|Citing Patent||Filing date||Publication date||Applicant||Title|
|US7532603 *||Jun 28, 2005||May 12, 2009||Pantech & Curitel Communications, Inc.||Method and system for monitoring broadcast slot of mobile station|
|US8326216||Nov 21, 2007||Dec 4, 2012||Qualcomm Incorporated||Method and system for transmitting radio data system (RDS) data|
|US8478216||Nov 21, 2007||Jul 2, 2013||Qualcomm Incorporated||Method and apparatus for searching for or tuning to one or more radio stations with minimum interaction with host processor|
|US8503957||Nov 21, 2007||Aug 6, 2013||Qualcomm Incorporated||Radio data system (RDS) data processing methods and apparatus|
|US8571604 *||Jan 18, 2008||Oct 29, 2013||Hewlett-Packard Development Company, L.P.||Subscriber identity module (SIM) card access system and method|

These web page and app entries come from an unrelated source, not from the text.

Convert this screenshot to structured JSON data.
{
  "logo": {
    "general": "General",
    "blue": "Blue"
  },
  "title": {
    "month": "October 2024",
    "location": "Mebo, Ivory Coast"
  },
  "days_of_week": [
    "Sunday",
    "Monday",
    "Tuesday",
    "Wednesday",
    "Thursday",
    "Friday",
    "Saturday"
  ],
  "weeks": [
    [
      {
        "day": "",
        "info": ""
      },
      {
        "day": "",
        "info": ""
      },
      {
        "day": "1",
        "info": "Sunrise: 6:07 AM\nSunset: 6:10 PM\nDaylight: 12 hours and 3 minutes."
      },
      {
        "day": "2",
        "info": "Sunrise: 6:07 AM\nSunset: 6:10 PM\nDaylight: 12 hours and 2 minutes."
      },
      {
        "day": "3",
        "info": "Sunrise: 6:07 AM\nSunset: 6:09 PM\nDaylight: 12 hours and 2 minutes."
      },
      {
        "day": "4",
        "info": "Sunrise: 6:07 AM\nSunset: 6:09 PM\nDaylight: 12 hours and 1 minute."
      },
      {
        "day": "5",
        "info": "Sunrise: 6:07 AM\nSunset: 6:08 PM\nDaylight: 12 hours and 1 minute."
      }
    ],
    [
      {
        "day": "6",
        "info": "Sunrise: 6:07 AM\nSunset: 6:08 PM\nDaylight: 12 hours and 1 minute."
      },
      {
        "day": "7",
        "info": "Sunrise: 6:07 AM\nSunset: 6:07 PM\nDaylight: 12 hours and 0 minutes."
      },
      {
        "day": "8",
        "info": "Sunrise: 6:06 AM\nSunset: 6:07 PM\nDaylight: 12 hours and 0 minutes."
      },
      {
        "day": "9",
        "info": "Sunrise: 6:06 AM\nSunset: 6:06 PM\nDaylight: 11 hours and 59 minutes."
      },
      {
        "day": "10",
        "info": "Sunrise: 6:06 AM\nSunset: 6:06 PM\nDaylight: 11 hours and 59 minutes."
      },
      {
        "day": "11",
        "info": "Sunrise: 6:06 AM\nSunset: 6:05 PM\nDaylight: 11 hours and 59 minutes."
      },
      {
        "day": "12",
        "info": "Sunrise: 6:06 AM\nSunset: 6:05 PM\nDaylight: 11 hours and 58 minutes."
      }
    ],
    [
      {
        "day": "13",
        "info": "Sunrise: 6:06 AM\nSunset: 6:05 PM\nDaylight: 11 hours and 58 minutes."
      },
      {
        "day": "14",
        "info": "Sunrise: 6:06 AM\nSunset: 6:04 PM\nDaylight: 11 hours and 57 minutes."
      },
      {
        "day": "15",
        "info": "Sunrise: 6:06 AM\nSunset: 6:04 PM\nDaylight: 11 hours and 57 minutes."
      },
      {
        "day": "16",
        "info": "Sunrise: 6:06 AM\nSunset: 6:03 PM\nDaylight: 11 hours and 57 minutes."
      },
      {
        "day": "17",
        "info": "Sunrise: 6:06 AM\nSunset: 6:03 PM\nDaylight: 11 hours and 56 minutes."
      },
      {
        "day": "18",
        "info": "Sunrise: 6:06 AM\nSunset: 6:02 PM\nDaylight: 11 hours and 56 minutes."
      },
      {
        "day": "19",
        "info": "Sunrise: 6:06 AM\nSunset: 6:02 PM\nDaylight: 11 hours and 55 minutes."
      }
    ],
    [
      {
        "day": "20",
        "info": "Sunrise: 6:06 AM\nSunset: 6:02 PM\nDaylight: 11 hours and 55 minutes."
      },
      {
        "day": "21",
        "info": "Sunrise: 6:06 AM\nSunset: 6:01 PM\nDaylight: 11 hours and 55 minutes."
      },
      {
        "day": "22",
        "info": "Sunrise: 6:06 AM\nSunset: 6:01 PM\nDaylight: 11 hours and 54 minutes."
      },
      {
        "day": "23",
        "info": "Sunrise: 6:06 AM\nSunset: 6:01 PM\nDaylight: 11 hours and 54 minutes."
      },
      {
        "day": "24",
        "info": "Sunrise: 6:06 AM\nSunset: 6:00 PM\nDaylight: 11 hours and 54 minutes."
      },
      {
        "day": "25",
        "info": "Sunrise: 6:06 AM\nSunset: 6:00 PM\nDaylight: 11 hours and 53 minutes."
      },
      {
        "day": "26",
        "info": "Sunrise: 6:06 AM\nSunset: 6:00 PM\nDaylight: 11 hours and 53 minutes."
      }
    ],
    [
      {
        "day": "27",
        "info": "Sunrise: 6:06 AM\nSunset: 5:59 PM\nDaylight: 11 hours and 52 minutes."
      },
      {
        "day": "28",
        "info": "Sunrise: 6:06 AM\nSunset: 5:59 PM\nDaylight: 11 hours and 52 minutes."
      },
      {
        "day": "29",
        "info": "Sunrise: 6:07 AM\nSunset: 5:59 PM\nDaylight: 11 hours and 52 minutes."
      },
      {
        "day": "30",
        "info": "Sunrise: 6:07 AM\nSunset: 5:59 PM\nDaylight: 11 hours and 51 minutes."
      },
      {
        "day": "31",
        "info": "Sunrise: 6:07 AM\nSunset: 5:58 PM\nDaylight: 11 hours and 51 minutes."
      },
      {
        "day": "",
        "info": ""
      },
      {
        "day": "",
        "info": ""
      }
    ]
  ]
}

|US8666304 *||Nov 21, 2007||Mar 4, 2014||Qualcomm Incorporated||Methods and apparatus for downloading one or more radio data system (RDS) group type processing routines for RDS data|
|WO2010014262A2 *||Jan 14, 2009||Feb 4, 2010||Hewlett-Packard Development Company, L.P.||Subscriber identity module (sim) card access system and method|
|International Classification||H04M1/00, H04B1/38, H04W88/02|
|Cooperative Classification||H04W88/02, H04W24/00, H04W92/00, H04W84/04|
|Apr 15, 2005||AS||Assignment|
Owner name: ADVANCED MICRO DEVICES, INC., CALIFORNIA
Free format text: ASSIGNMENT OF ASSIGNORS INTEREST;ASSIGNOR:GOLIGHTLY, DEREK;REEL/FRAME:016485/0647
Effective date: 20050111
|Aug 18, 2009||AS||Assignment|
Owner name: GLOBALFOUNDRIES INC.,CAYMAN ISLANDS
Free format text: AFFIRMATION OF PATENT ASSIGNMENT;ASSIGNOR:ADVANCED MICRO DEVICES, INC.;REEL/FRAME:023120/0426
Effective date: 20090630
|Nov 9, 2010||CC||Certificate of correction|
|Mar 11, 2013||FPAY||Fee payment|
Year of fee payment: 4